green ‘safe’ area so we kept adding more. Eventually the rubber bulb
exploded – maybe that’s how it was supposed to work.
were a lot of chemicals and stuff for spray painting. Its not easy to
spray a car perfectly, but Rex was very, very good at it. In fact he was
good at anything related to cars and engines. Soon after I first met him
he bought a crash damaged Toyota Celica sports car to convert into a
pickup truck. He made a beautiful job of it but the DVLA wouldn’t
licence it. He eventually wrote to his MP and astonishingly this did the
trick. What I didn’t know at the time was that when he eventually went
into the DVLA office to collect his tax disc, he demanded to see the
manager. After being stalled for hours the man eventually appeared. Rex
asked him if he was a civil servant and then told him he should in future
try to be more civil and a better servant.
could never cope with bureaucracy and because he was so larger than life,
kept confronting it. Terry and Colin used to work for BT at its Martlesham
research centre so are not bothered by it. Phil, Stephen and I are more
like Rex, but better at keeping under the radar.
clearout also reminded us of stories Rex used to tell us. One I
particularly liked was about his drive home from Scunthorpe after a

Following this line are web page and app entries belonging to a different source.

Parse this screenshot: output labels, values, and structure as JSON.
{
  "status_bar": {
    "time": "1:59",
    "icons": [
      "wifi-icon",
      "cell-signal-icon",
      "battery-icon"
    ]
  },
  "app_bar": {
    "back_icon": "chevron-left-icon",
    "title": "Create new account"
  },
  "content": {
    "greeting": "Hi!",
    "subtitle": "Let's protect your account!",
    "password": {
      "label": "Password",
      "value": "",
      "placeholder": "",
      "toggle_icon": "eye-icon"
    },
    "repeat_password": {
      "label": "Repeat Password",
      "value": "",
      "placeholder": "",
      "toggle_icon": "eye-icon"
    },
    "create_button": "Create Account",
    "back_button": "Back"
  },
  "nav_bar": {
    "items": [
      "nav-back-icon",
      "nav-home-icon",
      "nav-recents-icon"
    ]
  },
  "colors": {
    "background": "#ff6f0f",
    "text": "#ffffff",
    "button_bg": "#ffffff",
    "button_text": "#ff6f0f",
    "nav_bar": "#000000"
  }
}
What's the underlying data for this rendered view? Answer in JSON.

speedway event. The car broke down in the middle of the night and he
traced the fault to the petrol pump, which was unrepairable. Instead of
waiting until the morning he taped a plastic petrol can on the roof.

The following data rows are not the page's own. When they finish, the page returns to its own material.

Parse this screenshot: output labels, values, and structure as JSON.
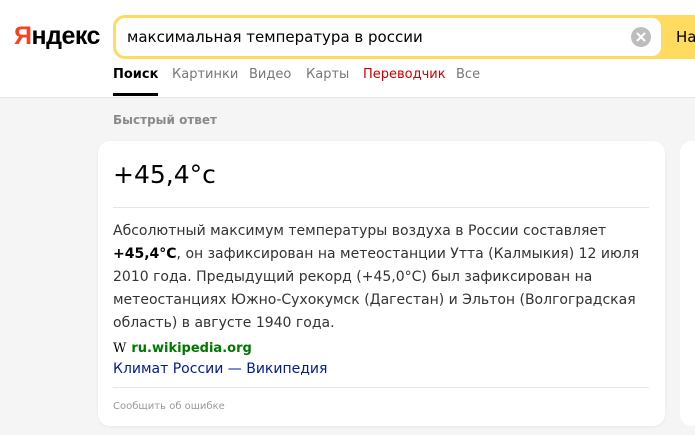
{
  "logo": {
    "first": "Я",
    "rest": "ндекс"
  },
  "search": {
    "query": "максимальная температура в россии",
    "button_label": "На"
  },
  "tabs": [
    {
      "label": "Поиск",
      "active": true
    },
    {
      "label": "Картинки"
    },
    {
      "label": "Видео"
    },
    {
      "label": "Карты"
    },
    {
      "label": "Переводчик",
      "color": "#cc0000"
    },
    {
      "label": "Все"
    }
  ],
  "quick_answer": {
    "section_label": "Быстрый ответ",
    "answer": "+45,4°c",
    "description_before": "Абсолютный максимум температуры воздуха в России составляет ",
    "description_bold": "+45,4°C",
    "description_after": ", он зафиксирован на метеостанции Утта (Калмыкия) 12 июля 2010 года. Предыдущий рекорд (+45,0°C) был зафиксирован на метеостанциях Южно-Сухокумск (Дагестан) и Эльтон (Волгоградская область) в августе 1940 года.",
    "source_icon": "W",
    "source_domain": "ru.wikipedia.org",
    "source_title": "Климат России — Википедия",
    "report_label": "Сообщить об ошибке"
  },
  "colors": {
    "brand_red": "#fc3f1d",
    "search_yellow": "#ffdc60",
    "link_blue": "#001a99",
    "domain_green": "#007700"
  }
}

Amazingly gravity was then enough to feed the petrol straight to the
reminiscing and trying to do the best with his hoard were our main topics
of conversation, our amazement at the sheer amount of expensive high tech

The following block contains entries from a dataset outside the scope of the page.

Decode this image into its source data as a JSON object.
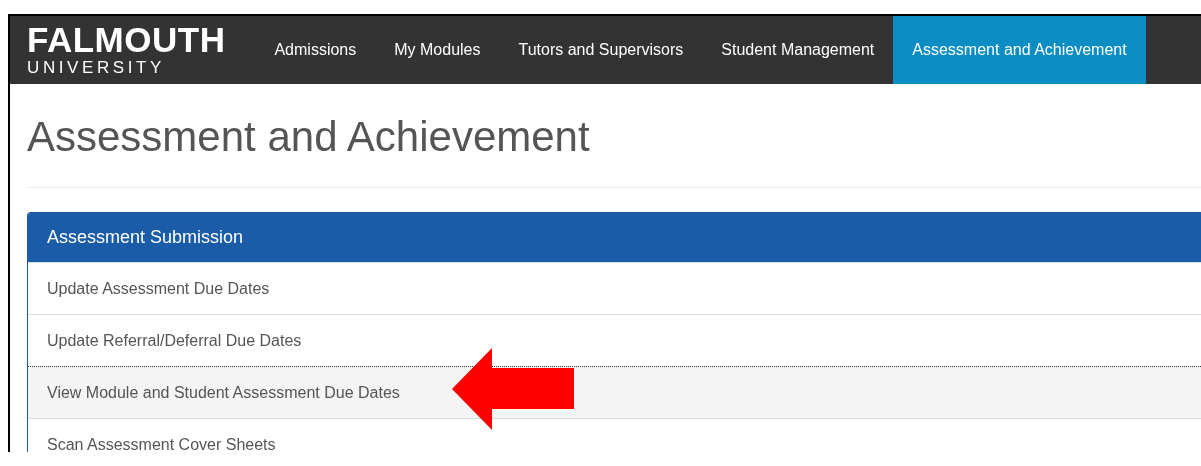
{
  "logo": {
    "name": "FALMOUTH",
    "subtitle": "UNIVERSITY"
  },
  "nav": [
    {
      "label": "Admissions",
      "selected": false
    },
    {
      "label": "My Modules",
      "selected": false
    },
    {
      "label": "Tutors and Supervisors",
      "selected": false
    },
    {
      "label": "Student Management",
      "selected": false
    },
    {
      "label": "Assessment and Achievement",
      "selected": true
    }
  ],
  "page_title": "Assessment and Achievement",
  "panel": {
    "title": "Assessment Submission",
    "items": [
      {
        "label": "Update Assessment Due Dates",
        "selected": false
      },
      {
        "label": "Update Referral/Deferral Due Dates",
        "selected": false
      },
      {
        "label": "View Module and Student Assessment Due Dates",
        "selected": true
      },
      {
        "label": "Scan Assessment Cover Sheets",
        "selected": false
      }
    ]
  }
}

stuff that he’d rescued from the scrapyard kept growing and growing.
I’d never been quite so aware of the wastefulness of the modern world. I
suspect that David Dodds, who owns Sackers, was pleased that Rex was
rescuing the cream of the stuff deposited in his yard.
the end of our mammoth clearance I realised we were dissecting the demise
of British industry. In about 1980, when Rex started collecting, Britain
was still a major manufacturer with highly respected products, even if our
prices had become less competitive. The treasures ending up in the Sackers
were the result of successive local companies going bust. So evident from
Rex’s collection was that the companies had invested in the latest
equipment to try and keep up, but it had obviously been near impossible
for them to survive. The decline is still not completely over because
there are still some small marginally profitable companies, trading until
their owner retires.
tried to find good homes for the motors and pneumatic equipment I
couldn’t bear to put in the skip, but it wasn’t easy. Not only is
there less industry but also fewer people who have the knowledge or
workshops to use stuff like this. I absorbed quite a lot into my own
stores. At the time it felt crazy expanding my stores as I am already 67,
so it triggered a mass sort out of my own stuff. Since doing this, I find
I use something of his almost every day. Quite often I curse him – he
rarely tested his finds and many things don’t work. But mostly its nice
to have these regular reminders.
often tell people I learnt more from Rex than from my entire formal
education. Of course its actually more complicated. I got a good grounding
in maths and physics at school, then went to Cambridge and left confident
to pursue whatever interested me (I’ve felt embarrassed by this enormous
sense of privilege ever since). But more of the knowledge I use in my
workshop comes from Rex than from Cambridge.
His own background was very different. His father was a
local thatcher and Rex was apprenticed to a local electrician called Bill
Bunn. Bill recognised his talents and taught him things like electric
motor theory, a subject I still don’t fully understand. Rex used to
enjoy poking fun at me for making mistakes with my posh education.
Although well hidden, I think he lacked confidence in some way and
compensated by regularly showing off. So it was just perfect that at the
height of his career, the university of East Anglia awarded him an
honorary doctorate. He loved dressing up in the robes and going to all the
events. If ever anybody deserved one it was Rex. I hope I will forget his
final distressing years and remember him as the true genius that he was -